These seats offer a nifty tray table design, which sits just below the IFE screen. The table can be filled out and act as a simple drinks tray, or totally unfold and be brought toward the passenger to act as a large dining table.
Between the seats is also a USB charging port and small pockets to hold your mobile phone. Interestingly they don’t fit anything larger than the usual iPhone size gadget, and our iPhone 7 Plus wouldn’t fit, so when charging our devices, we had to leave the device on the arm rest, with the cord cutting across the window passengers egress.
There was ample recline, and certainly enough to get comfortable, and the footwells carved into the seat in front meant for plenty of legroom too.
Considering this was a 4 hour regional flight, the food on offer was pretty good, as we have come to expect of Cathay Pacific and Cathay Dragon. Sadly, the presentation isn’t as impressive as some other carriers, and the likes of Garuda Indonesia have set an incredibly high bar for inflight catering.
That said, the service was impeccable, and shortly after service we were offered a wealth of drinks and some warm nuts while dinner was prepared.
To start, there was a pan seared salmon and scallop dish with a seasonal salad. The salmon was a little tough, but incredibly tasty, and the scallop was insanely good.
There were a choice of dishes for the main course, however, the grilled beef tenderloin which was advertised had been replaced by another dish. We opted for the Indonesian chicken rending with rice cakes.
While the presentation wasn’t super amazing, the taste was incredible, a common comment on Cathay’s dining options.
There was also a sautéed garlic seafood dish with egg fried rice and mixed vegetables that was equally as tasty. During the entire dining service, our drinks were constantly topped up without even asking.
After the main dinner service, Cathay’s signature selection of Häagen-Dazs ice creams was offered, which was the perfect accompaniment to a selection of inflight movies that kept us amused for the rest of the flight.
Cathay Pacific and Cathay Dragon both share “Studio” their inflight entertainment system which is filled with great movie and TV selections along with music and games.
In the business class cabin, a fairly large and responsive touchscreen makes for easy navigation, although it does mean having to lean forward to control. For those wanting to lie back, there is also the slightly-harder-to-use remote control in the arm rest.
Cathay Dragon also features its own magazine, Silkroad, which has a similar design and editorial treatment to Cathay Pacific’s Discovery but focusses more on Cathay Dragon’s distinct regional route network.
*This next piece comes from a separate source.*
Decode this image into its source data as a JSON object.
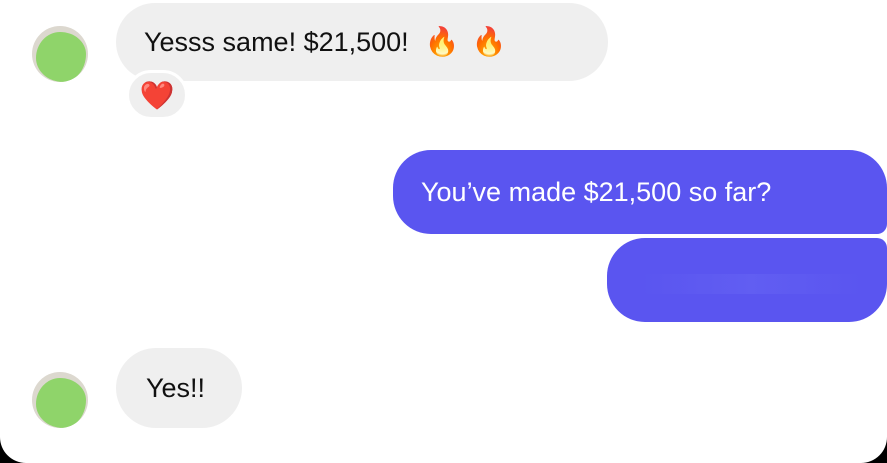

Being a shorter regional flight, there weren’t many extras on offer, such as amenity kits, but the toilets were well stocked with supplies should a passenger need anything. The hand towels, welcome drinks, large noise-cancelling headphones and newspapers on offer were all welcome additions. The pillows were huge, comfortable and the offering of blankets through the flight were also well received for those acclimatising from the tropical heat of Bali.
Cathay Dragon and Cathay Pacific are virtually indistinguishable now, which is both a blessing and a curse. There is little reason to complain, as the service level is exceptional, and no different to what we have come to expect from Cathay Pacific. The food is very tasty and filling, although presentation could be better, and free-flowing drinks means that all passengers were comfortable throughout the 4 hour flight.
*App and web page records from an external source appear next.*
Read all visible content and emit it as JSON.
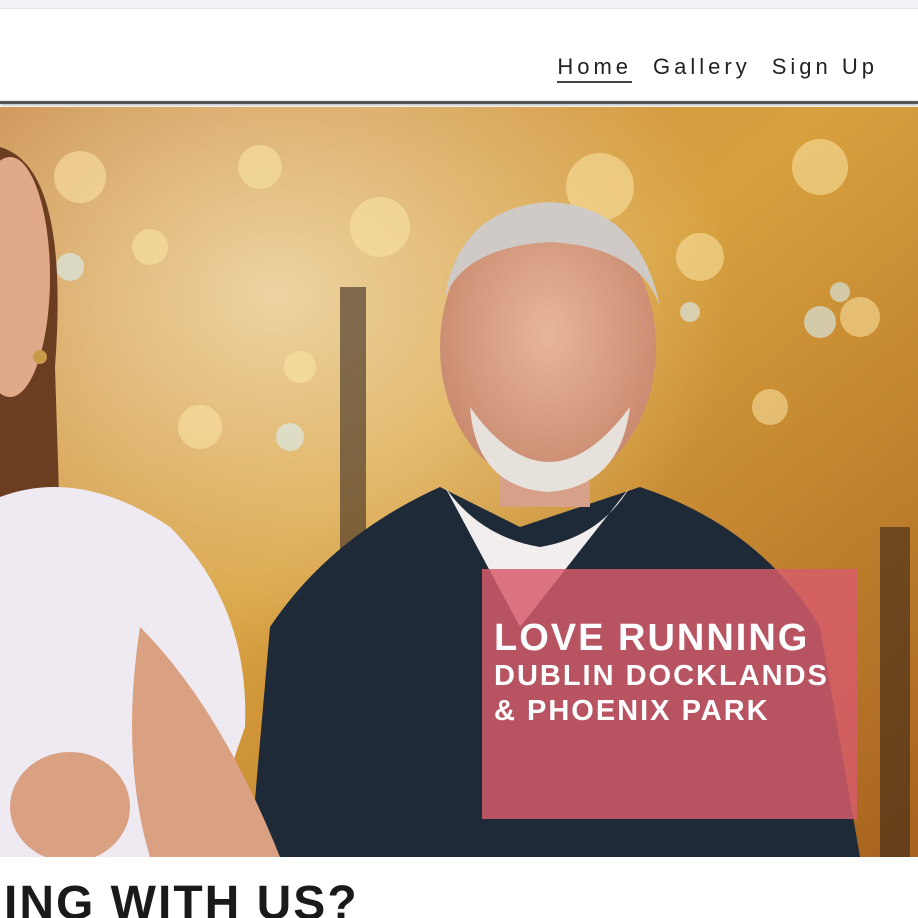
{
  "nav": {
    "items": [
      {
        "label": "Home",
        "active": true
      },
      {
        "label": "Gallery",
        "active": false
      },
      {
        "label": "Sign Up",
        "active": false
      }
    ]
  },
  "hero": {
    "image_description_icon": "runners-photo",
    "overlay": {
      "title": "LOVE RUNNING",
      "line1": "DUBLIN DOCKLANDS",
      "line2": "& PHOENIX PARK"
    }
  },
  "section": {
    "heading_visible_fragment": "ING WITH US?"
  },
  "colors": {
    "overlay": "#d65c6a",
    "header_rule": "#555555",
    "nav_text": "#222222"
  }
}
But apart from a uniform and a few other small elements, it would have been nice to see other service touches to act as differentiation between the two carriers. We know that slippers and a tea service are offered on the intra-Chinese routes, but it would have been nice to see this too on the Bali flight. This is small detail however, on what was a faultless flight, and yet another example of why we enjoy flying with Cathay so much.